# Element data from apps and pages

>>

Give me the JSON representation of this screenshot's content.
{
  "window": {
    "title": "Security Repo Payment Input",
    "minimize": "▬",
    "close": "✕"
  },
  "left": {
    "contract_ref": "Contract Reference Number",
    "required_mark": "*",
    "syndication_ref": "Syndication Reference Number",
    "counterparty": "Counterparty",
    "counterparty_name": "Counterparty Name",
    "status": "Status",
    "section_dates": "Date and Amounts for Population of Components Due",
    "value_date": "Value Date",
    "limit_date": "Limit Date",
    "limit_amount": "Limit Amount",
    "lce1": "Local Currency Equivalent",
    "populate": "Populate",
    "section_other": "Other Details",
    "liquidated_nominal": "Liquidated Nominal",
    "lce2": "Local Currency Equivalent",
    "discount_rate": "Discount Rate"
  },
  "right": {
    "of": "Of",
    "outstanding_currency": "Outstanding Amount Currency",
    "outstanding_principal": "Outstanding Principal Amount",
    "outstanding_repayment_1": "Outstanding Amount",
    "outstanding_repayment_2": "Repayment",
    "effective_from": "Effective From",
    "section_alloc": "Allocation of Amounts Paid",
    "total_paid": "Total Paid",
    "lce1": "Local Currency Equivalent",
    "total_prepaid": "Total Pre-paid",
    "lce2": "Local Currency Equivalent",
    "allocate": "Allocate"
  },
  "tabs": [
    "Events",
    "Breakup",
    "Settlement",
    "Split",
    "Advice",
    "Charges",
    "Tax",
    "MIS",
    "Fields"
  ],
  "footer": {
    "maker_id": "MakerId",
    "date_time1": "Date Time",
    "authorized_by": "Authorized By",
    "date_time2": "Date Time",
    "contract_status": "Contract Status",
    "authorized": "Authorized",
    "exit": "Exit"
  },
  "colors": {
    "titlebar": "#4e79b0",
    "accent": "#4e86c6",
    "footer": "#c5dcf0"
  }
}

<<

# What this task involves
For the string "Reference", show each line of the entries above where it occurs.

# Solution
    "contract_ref": "Contract Reference Number",
    "syndication_ref": "Syndication Reference Number",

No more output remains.